_Directions for this task_. Your answer must be an exact copy of the listing, with the images left out.

━━━━━━━━

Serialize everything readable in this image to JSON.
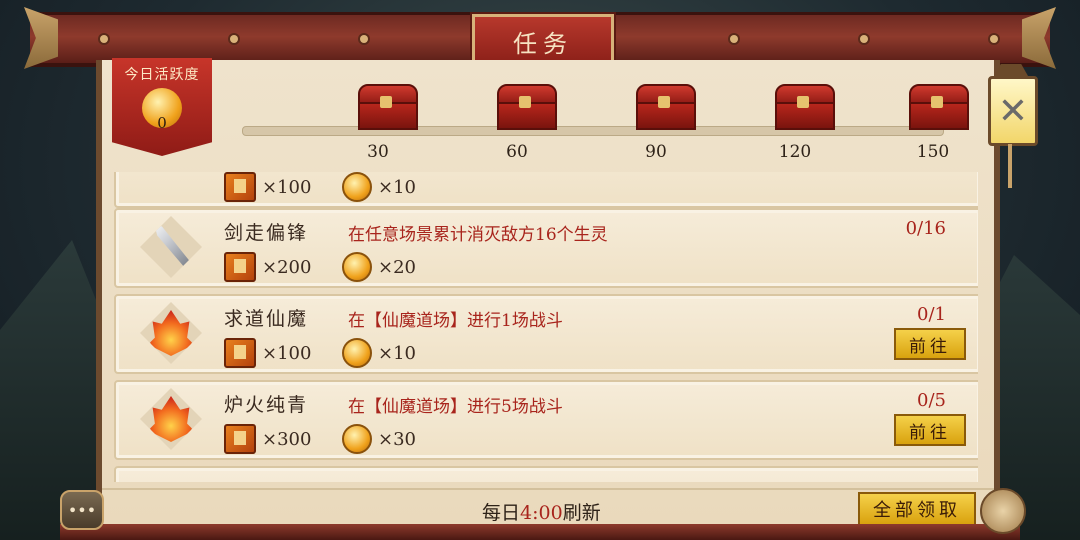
{
  "header": {
    "title": "任务"
  },
  "activity": {
    "label": "今日活跃度",
    "value": "0",
    "progress": 0,
    "milestones": [
      {
        "label": "30",
        "icon": "red-chest"
      },
      {
        "label": "60",
        "icon": "red-chest"
      },
      {
        "label": "90",
        "icon": "red-chest"
      },
      {
        "label": "120",
        "icon": "red-chest"
      },
      {
        "label": "150",
        "icon": "red-chest"
      }
    ]
  },
  "tasks": [
    {
      "name": "",
      "desc": "",
      "progress": "",
      "rewards": [
        {
          "icon": "book-icon",
          "amount": "×100"
        },
        {
          "icon": "coin-icon",
          "amount": "×10"
        }
      ],
      "icon": "partial"
    },
    {
      "name": "剑走偏锋",
      "desc": "在任意场景累计消灭敌方16个生灵",
      "progress": "0/16",
      "rewards": [
        {
          "icon": "book-icon",
          "amount": "×200"
        },
        {
          "icon": "coin-icon",
          "amount": "×20"
        }
      ],
      "icon": "sword-icon"
    },
    {
      "name": "求道仙魔",
      "desc": "在【仙魔道场】进行1场战斗",
      "progress": "0/1",
      "button": "前往",
      "rewards": [
        {
          "icon": "book-icon",
          "amount": "×100"
        },
        {
          "icon": "coin-icon",
          "amount": "×10"
        }
      ],
      "icon": "flame-icon"
    },
    {
      "name": "炉火纯青",
      "desc": "在【仙魔道场】进行5场战斗",
      "progress": "0/5",
      "button": "前往",
      "rewards": [
        {
          "icon": "book-icon",
          "amount": "×300"
        },
        {
          "icon": "coin-icon",
          "amount": "×30"
        }
      ],
      "icon": "flame-icon"
    }
  ],
  "footer": {
    "refresh_prefix": "每日",
    "refresh_time": "4:00",
    "refresh_suffix": "刷新",
    "claim_all": "全部领取"
  },
  "side": {
    "close_symbol": "✕",
    "chat_symbol": "•••"
  },
  "colors": {
    "accent_red": "#a8241c",
    "gold_button": "#f5d14a",
    "beam": "#8e3a2c"
  }
}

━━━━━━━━

_Response_.
Serialize everything readable in this image to JSON.
{
  "header": {
    "title": "任务"
  },
  "activity": {
    "label": "今日活跃度",
    "value": "0",
    "progress": 0,
    "milestones": [
      {
        "label": "30",
        "icon": "red-chest"
      },
      {
        "label": "60",
        "icon": "red-chest"
      },
      {
        "label": "90",
        "icon": "red-chest"
      },
      {
        "label": "120",
        "icon": "red-chest"
      },
      {
        "label": "150",
        "icon": "red-chest"
      }
    ]
  },
  "tasks": [
    {
      "name": "",
      "desc": "",
      "progress": "",
      "rewards": [
        {
          "icon": "book-icon",
          "amount": "×100"
        },
        {
          "icon": "coin-icon",
          "amount": "×10"
        }
      ],
      "icon": "partial"
    },
    {
      "name": "剑走偏锋",
      "desc": "在任意场景累计消灭敌方16个生灵",
      "progress": "0/16",
      "rewards": [
        {
          "icon": "book-icon",
          "amount": "×200"
        },
        {
          "icon": "coin-icon",
          "amount": "×20"
        }
      ],
      "icon": "sword-icon"
    },
    {
      "name": "求道仙魔",
      "desc": "在【仙魔道场】进行1场战斗",
      "progress": "0/1",
      "button": "前往",
      "rewards": [
        {
          "icon": "book-icon",
          "amount": "×100"
        },
        {
          "icon": "coin-icon",
          "amount": "×10"
        }
      ],
      "icon": "flame-icon"
    },
    {
      "name": "炉火纯青",
      "desc": "在【仙魔道场】进行5场战斗",
      "progress": "0/5",
      "button": "前往",
      "rewards": [
        {
          "icon": "book-icon",
          "amount": "×300"
        },
        {
          "icon": "coin-icon",
          "amount": "×30"
        }
      ],
      "icon": "flame-icon"
    }
  ],
  "footer": {
    "refresh_prefix": "每日",
    "refresh_time": "4:00",
    "refresh_suffix": "刷新",
    "claim_all": "全部领取"
  },
  "side": {
    "close_symbol": "✕",
    "chat_symbol": "•••"
  },
  "colors": {
    "accent_red": "#a8241c",
    "gold_button": "#f5d14a",
    "beam": "#8e3a2c"
  }
}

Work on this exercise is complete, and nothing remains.